So let’s take this concept into the realm of birth. How can our thoughts affect the birth process? Michel Odent was the first to apply the phrase “fetal ejection reflex” to human birth. Odent has observed that when childbirth is undisturbed, delivery is an involuntary, reflexive process occurring extremely quickly and effortlessly. In order for this reflexive process to occur, a woman must be in a certain type of environment. A California College of Midwives bulletin explains:

For many mothers her need to be undisturbed is balanced by an equally powerful need to be in the “right” place and have family members of great psychological importance, as well as the doctor or midwife present, before she can “permit”, at least at a subconscious level, that dynamic labor process to unfold. For those who prefer hospital care, these mothers must have arrived at the hospital before the Maternal-FER [Maternal-fetal ejection reflex] can complete itself (source).

Being at a hospital (or an interventive home birth) can also produce the opposite effect–essentially shutting-down this reflexive process:

One theory explaining M-FER is the role of primitive brain in facilitating the spontaneous processes of labor and birth. This theory also identifies as negative the influence of the neo-cortex . . . and a host of institutionally-originating disruptions such as bright lights, loud noises, coming and going or milling about of unfamiliar people, unnatural, anti-gravitational positions and frequent disruptions provided by invasive procedures such as vaginal exams, catherizations, fussing with EFM belts, etc. The “intensive care” nature of intrapartum nursing in hospitals means most women experiencing the exact opposite of “secure and unobserved” – all these nursing and medical ministrations and application of technology signal the potential for problems. They worry about themselves and their baby and feel very much like a bug under a microscope (source).

Where we are, who is with us, what they are doing, what we are thinking (or not thinking) about… all of these things have an impact on the birth process.

I saw this truth first-hand with my 2nd and 3rd births. My second daughter’s posterior on-again-off-again labor didn’t kick into gear until I finally said, “This has to be the real thing. We’re going to the hospital!” And she was born (still posterior) within 3 hours of that thought. As I labored with my son, I am certain that my thoughts and psychological state slowed the process until my midwives had arrived and my husband was finished putting my daughters to bed. Once all the essential players were present, I surrendered to my body. My son was born less than 2 hours later. Though I wouldn’t describe either of these births as fetal-ejection-reflex experiences, they did demonstrate the profound power of our thoughts and emotions as we give birth. (I hope to experience the true fetal-ejection reflex someday!)

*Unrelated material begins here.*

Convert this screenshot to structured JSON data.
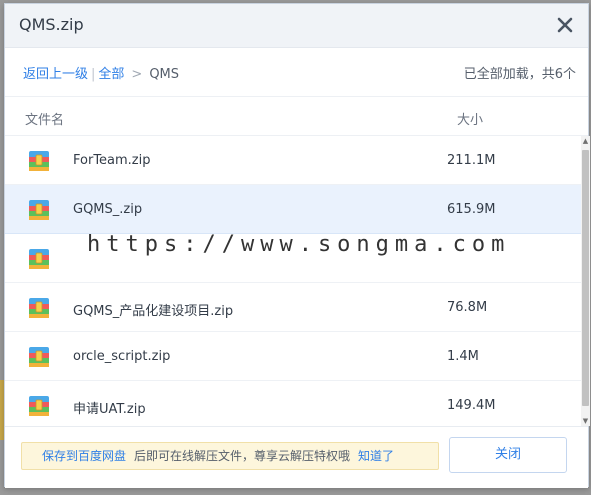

It makes me all the more wishful that we could guard all women from negative influences or comments in their labors. A friend told me this week that she had planned and hoped for a drug-free birth with her first daughter, but her nurse told her, “Honey, you can’t do it.” Imagine what kind of thoughts that negative statement produced in her! Of course she got an epidural. (And chronic back pain at the epidural site to go with it… still bothering her over two years later. Fortunately she was able to have her son without drugs and had a vastly better experience.) Women in labor internalize what they hear. What might be a simple statement can have a huge impact on her thoughts and thus her body.

I’m looking forward to exploring this topic further. What do you think about when you’re in labor and giving birth? Do you think it affects the process? I’d love to hear your experiences.